### Source material
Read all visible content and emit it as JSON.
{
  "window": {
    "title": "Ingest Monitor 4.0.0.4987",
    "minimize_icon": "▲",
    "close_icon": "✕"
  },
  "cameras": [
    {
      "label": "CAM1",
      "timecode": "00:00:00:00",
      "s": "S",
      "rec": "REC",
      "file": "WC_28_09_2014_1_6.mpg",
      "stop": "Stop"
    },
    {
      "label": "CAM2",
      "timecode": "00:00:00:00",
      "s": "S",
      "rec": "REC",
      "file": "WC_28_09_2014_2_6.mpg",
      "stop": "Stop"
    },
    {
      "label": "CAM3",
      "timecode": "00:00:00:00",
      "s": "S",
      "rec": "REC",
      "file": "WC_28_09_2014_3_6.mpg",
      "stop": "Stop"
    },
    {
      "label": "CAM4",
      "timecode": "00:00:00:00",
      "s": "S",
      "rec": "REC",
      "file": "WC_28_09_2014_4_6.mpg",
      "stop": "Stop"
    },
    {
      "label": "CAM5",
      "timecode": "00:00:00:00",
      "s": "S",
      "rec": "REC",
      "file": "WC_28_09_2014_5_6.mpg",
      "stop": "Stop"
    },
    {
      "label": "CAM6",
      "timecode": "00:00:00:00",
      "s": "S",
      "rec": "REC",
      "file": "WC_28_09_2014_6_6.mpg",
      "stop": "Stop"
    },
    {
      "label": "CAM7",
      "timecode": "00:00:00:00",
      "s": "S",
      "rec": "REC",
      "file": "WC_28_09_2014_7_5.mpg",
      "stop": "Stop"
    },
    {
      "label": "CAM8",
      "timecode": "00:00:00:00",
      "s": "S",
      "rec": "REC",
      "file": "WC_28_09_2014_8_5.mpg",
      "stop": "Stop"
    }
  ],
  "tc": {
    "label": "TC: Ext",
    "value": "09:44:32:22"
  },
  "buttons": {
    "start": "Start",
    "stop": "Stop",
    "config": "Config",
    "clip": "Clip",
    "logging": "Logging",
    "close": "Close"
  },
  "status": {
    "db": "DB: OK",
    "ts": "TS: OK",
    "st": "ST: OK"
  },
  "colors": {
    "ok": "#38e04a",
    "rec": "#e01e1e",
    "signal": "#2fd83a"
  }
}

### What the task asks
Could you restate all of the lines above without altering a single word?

### Reply to the task
Read all visible content and emit it as JSON.
{
  "window": {
    "title": "Ingest Monitor 4.0.0.4987",
    "minimize_icon": "▲",
    "close_icon": "✕"
  },
  "cameras": [
    {
      "label": "CAM1",
      "timecode": "00:00:00:00",
      "s": "S",
      "rec": "REC",
      "file": "WC_28_09_2014_1_6.mpg",
      "stop": "Stop"
    },
    {
      "label": "CAM2",
      "timecode": "00:00:00:00",
      "s": "S",
      "rec": "REC",
      "file": "WC_28_09_2014_2_6.mpg",
      "stop": "Stop"
    },
    {
      "label": "CAM3",
      "timecode": "00:00:00:00",
      "s": "S",
      "rec": "REC",
      "file": "WC_28_09_2014_3_6.mpg",
      "stop": "Stop"
    },
    {
      "label": "CAM4",
      "timecode": "00:00:00:00",
      "s": "S",
      "rec": "REC",
      "file": "WC_28_09_2014_4_6.mpg",
      "stop": "Stop"
    },
    {
      "label": "CAM5",
      "timecode": "00:00:00:00",
      "s": "S",
      "rec": "REC",
      "file": "WC_28_09_2014_5_6.mpg",
      "stop": "Stop"
    },
    {
      "label": "CAM6",
      "timecode": "00:00:00:00",
      "s": "S",
      "rec": "REC",
      "file": "WC_28_09_2014_6_6.mpg",
      "stop": "Stop"
    },
    {
      "label": "CAM7",
      "timecode": "00:00:00:00",
      "s": "S",
      "rec": "REC",
      "file": "WC_28_09_2014_7_5.mpg",
      "stop": "Stop"
    },
    {
      "label": "CAM8",
      "timecode": "00:00:00:00",
      "s": "S",
      "rec": "REC",
      "file": "WC_28_09_2014_8_5.mpg",
      "stop": "Stop"
    }
  ],
  "tc": {
    "label": "TC: Ext",
    "value": "09:44:32:22"
  },
  "buttons": {
    "start": "Start",
    "stop": "Stop",
    "config": "Config",
    "clip": "Clip",
    "logging": "Logging",
    "close": "Close"
  },
  "status": {
    "db": "DB: OK",
    "ts": "TS: OK",
    "st": "ST: OK"
  },
  "colors": {
    "ok": "#38e04a",
    "rec": "#e01e1e",
    "signal": "#2fd83a"
  }
}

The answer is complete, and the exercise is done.